When was the last time you cleaned your coffee maker?
Personally, we’re guilty of occasionally letting that particular task fall to the bottom of our to-do list, and there’s no shame in it, but it definitely takes a toll on our morning brews.
If you’re a little guilty of that too, you might want to look for the tell-tale sign of a grubby coffee maker: nasty sludge and mineral buildup on your coffee maker and pot. This can make the machine visibly gross, but the germs and bacteria you can’t see might be a bigger problem.
In a study by NSF International, an independent public health organization, they determined coffee makers to be the fifth germiest place in your home, even half of the reservoirs they tested actually contained yeast and mold. Ew?! These disgusting organisms can actually cause allergic reactions or even infections, so without proper and regular cleaning, your coffee maker could ruin your mornings even more than just bad-tasting coffee.
With all of that being said, we do have some good news: cleaning your coffee maker won’t even take you hours to accomplish.
By following our little guide below, you’ll find out how to clean your classic drip-style coffee maker in just a few steps. So without any further ado, let’s get started!
How to Clean a Coffee Maker
If you use your coffee maker daily, you should probably plan to clean the machine at least once a month. However, the occasional coffee drinker may only have to do this about every three to six months.
As a rule of thumb, whenever you notice visible buildup around the pot or basket, or if your coffee tastes off, it’s likely past time to clean your coffee maker.
1. Fill the Coffee Maker with Vinegar and Water
When cleaning your coffee maker, you should start by filling the reservoir with an even solution of white distilled vinegar and water.
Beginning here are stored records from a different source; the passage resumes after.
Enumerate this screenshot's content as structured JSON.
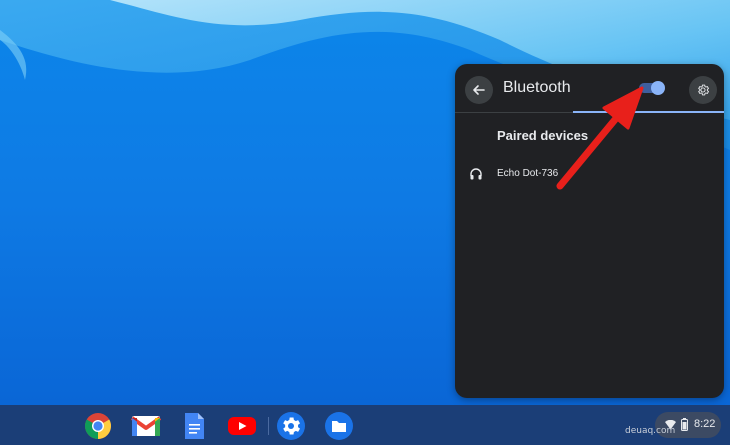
{
  "panel": {
    "title": "Bluetooth",
    "toggle_state": "on",
    "section_heading": "Paired devices",
    "devices": [
      {
        "name": "Echo Dot-736",
        "icon": "headphones-icon"
      }
    ]
  },
  "shelf": {
    "apps": [
      {
        "name": "chrome-icon"
      },
      {
        "name": "gmail-icon"
      },
      {
        "name": "docs-icon"
      },
      {
        "name": "youtube-icon"
      },
      {
        "name": "settings-icon"
      },
      {
        "name": "files-icon"
      }
    ],
    "status": {
      "time": "8:22",
      "icons": [
        "wifi-icon",
        "battery-icon"
      ]
    }
  },
  "watermark": "deuaq.com",
  "colors": {
    "panel_bg": "#202124",
    "accent": "#8ab4f8",
    "shelf_bg": "#1b3e77",
    "annotation_arrow": "#e8201b"
  }
}
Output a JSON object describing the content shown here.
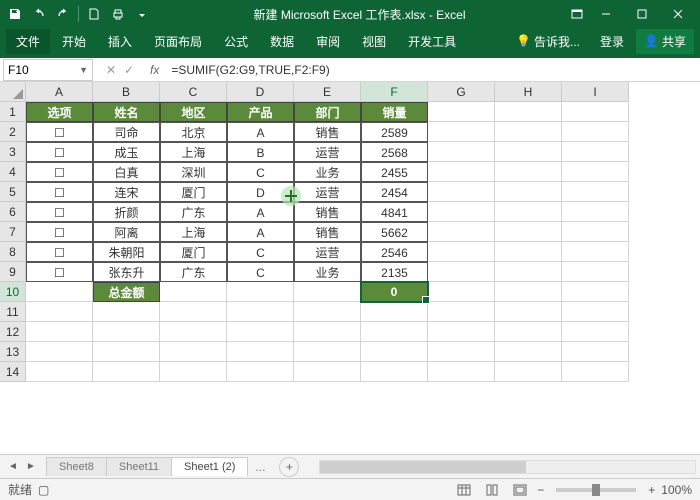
{
  "title": "新建 Microsoft Excel 工作表.xlsx - Excel",
  "menu": {
    "file": "文件",
    "home": "开始",
    "insert": "插入",
    "layout": "页面布局",
    "formula": "公式",
    "data": "数据",
    "review": "审阅",
    "view": "视图",
    "dev": "开发工具",
    "tellme": "告诉我...",
    "signin": "登录",
    "share": "共享"
  },
  "namebox": "F10",
  "formula": "=SUMIF(G2:G9,TRUE,F2:F9)",
  "cols": [
    "A",
    "B",
    "C",
    "D",
    "E",
    "F",
    "G",
    "H",
    "I"
  ],
  "rows": [
    "1",
    "2",
    "3",
    "4",
    "5",
    "6",
    "7",
    "8",
    "9",
    "10",
    "11",
    "12",
    "13",
    "14"
  ],
  "headers": {
    "A": "选项",
    "B": "姓名",
    "C": "地区",
    "D": "产品",
    "E": "部门",
    "F": "销量"
  },
  "data": [
    {
      "a": "☐",
      "b": "司命",
      "c": "北京",
      "d": "A",
      "e": "销售",
      "f": "2589"
    },
    {
      "a": "☐",
      "b": "成玉",
      "c": "上海",
      "d": "B",
      "e": "运营",
      "f": "2568"
    },
    {
      "a": "☐",
      "b": "白真",
      "c": "深圳",
      "d": "C",
      "e": "业务",
      "f": "2455"
    },
    {
      "a": "☐",
      "b": "连宋",
      "c": "厦门",
      "d": "D",
      "e": "运营",
      "f": "2454"
    },
    {
      "a": "☐",
      "b": "折颜",
      "c": "广东",
      "d": "A",
      "e": "销售",
      "f": "4841"
    },
    {
      "a": "☐",
      "b": "阿离",
      "c": "上海",
      "d": "A",
      "e": "销售",
      "f": "5662"
    },
    {
      "a": "☐",
      "b": "朱朝阳",
      "c": "厦门",
      "d": "C",
      "e": "运营",
      "f": "2546"
    },
    {
      "a": "☐",
      "b": "张东升",
      "c": "广东",
      "d": "C",
      "e": "业务",
      "f": "2135"
    }
  ],
  "total_label": "总金额",
  "total_value": "0",
  "tabs": [
    "Sheet8",
    "Sheet11",
    "Sheet1 (2)"
  ],
  "tab_more": "...",
  "status": {
    "ready": "就绪",
    "zoom": "100%"
  },
  "chart_data": {
    "type": "table",
    "columns": [
      "选项",
      "姓名",
      "地区",
      "产品",
      "部门",
      "销量"
    ],
    "rows": [
      [
        "☐",
        "司命",
        "北京",
        "A",
        "销售",
        2589
      ],
      [
        "☐",
        "成玉",
        "上海",
        "B",
        "运营",
        2568
      ],
      [
        "☐",
        "白真",
        "深圳",
        "C",
        "业务",
        2455
      ],
      [
        "☐",
        "连宋",
        "厦门",
        "D",
        "运营",
        2454
      ],
      [
        "☐",
        "折颜",
        "广东",
        "A",
        "销售",
        4841
      ],
      [
        "☐",
        "阿离",
        "上海",
        "A",
        "销售",
        5662
      ],
      [
        "☐",
        "朱朝阳",
        "厦门",
        "C",
        "运营",
        2546
      ],
      [
        "☐",
        "张东升",
        "广东",
        "C",
        "业务",
        2135
      ]
    ],
    "summary": {
      "label": "总金额",
      "value": 0
    }
  }
}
If your coffee maker has a particularly stubborn amount of buildup, you can add more vinegar and less water to the solution.
The vinegar will work to not only sanitize the coffee maker and carafe, but it can also dissolve any accumulated mineral deposits.
No matter which kind of coffee maker you have, you’ll need to set aside some time for the vinegar to do its thing, so don’t clean your coffee maker right before you need to brew a fresh pot.
2. Brew and Let it Soak
Add a filter in the basket, and turn the machine on to start brewing. Then, about halfway through brewing, turn your coffee maker off, and leave the remaining vinegar solution to soak in the carafe and reservoir for about 30 to 60 minutes, based on how much buildup you need to clear away.
3. Finish the Cycle and Flush with Water
After allowing the solution to soak, turn the coffee maker back on and allow it to finish the brewing cycle. Next, toss the paper filter, and pour out the vinegar solution. Now you’ll want to flush that strong vinegar scent and taste from your coffee maker.
Fill the reservoir with clean water, add a filter to the basket, turn the coffee maker on, and let it complete the brewing cycle. Once it’s done, remove the filter, pour out the water, and repeat the process with some fresh water.
You can repeat the process until the scent has faded and then clean the pot and reservoir with some soap and water. Remember to rinse!
Do You Have to Use Vinegar?
The short answer here is: nope!
There are actually specifically formulated products for cleaning and sanitizing your coffee maker. These products can target tough minerals and scale buildup and leave your coffee maker running like new when used properly. Just remember to always read the manufacturer’s instructions carefully and rinse your machine thoroughly after using any pre-formulated products.
Is cleaning a coffee maker with vinegar harmful to the machine?
Nope! Vinegar is actually recommended by several manufacturers for cleaning coffee makers.
Are there alternatives to vinegar that you could use to clean a coffee maker?
Baking soda is a good alternate choice. Just mix 1/4 cup of baking soda with a cup of warm water and run the coffee maker. Then, flush out the baking soda mixture by running clean water through the coffee maker once or twice.
If I use vinegar to clean my coffee maker, will my coffee taste like vinegar after?
Any trace of vinegar should be rinsed out by the time you’re done. The taste and scent of vinegar can be eliminated if you run clean water through the machine once or twice after cleaning.
Does a specialty coffee maker cleaner work better than vinegar?
You can definitely use a pre-formulated descaler to clean your coffee maker if vinegar doesn’t work. However, for your moderately dirty coffee makers, vinegar should usually do the trick.
Looking for more tips, tricks, and cleaning guides straight from your favorite professional cleaning services in Boston? Check out our blog, or contact us today to find out how we can help you keep your home happy and healthy all year long!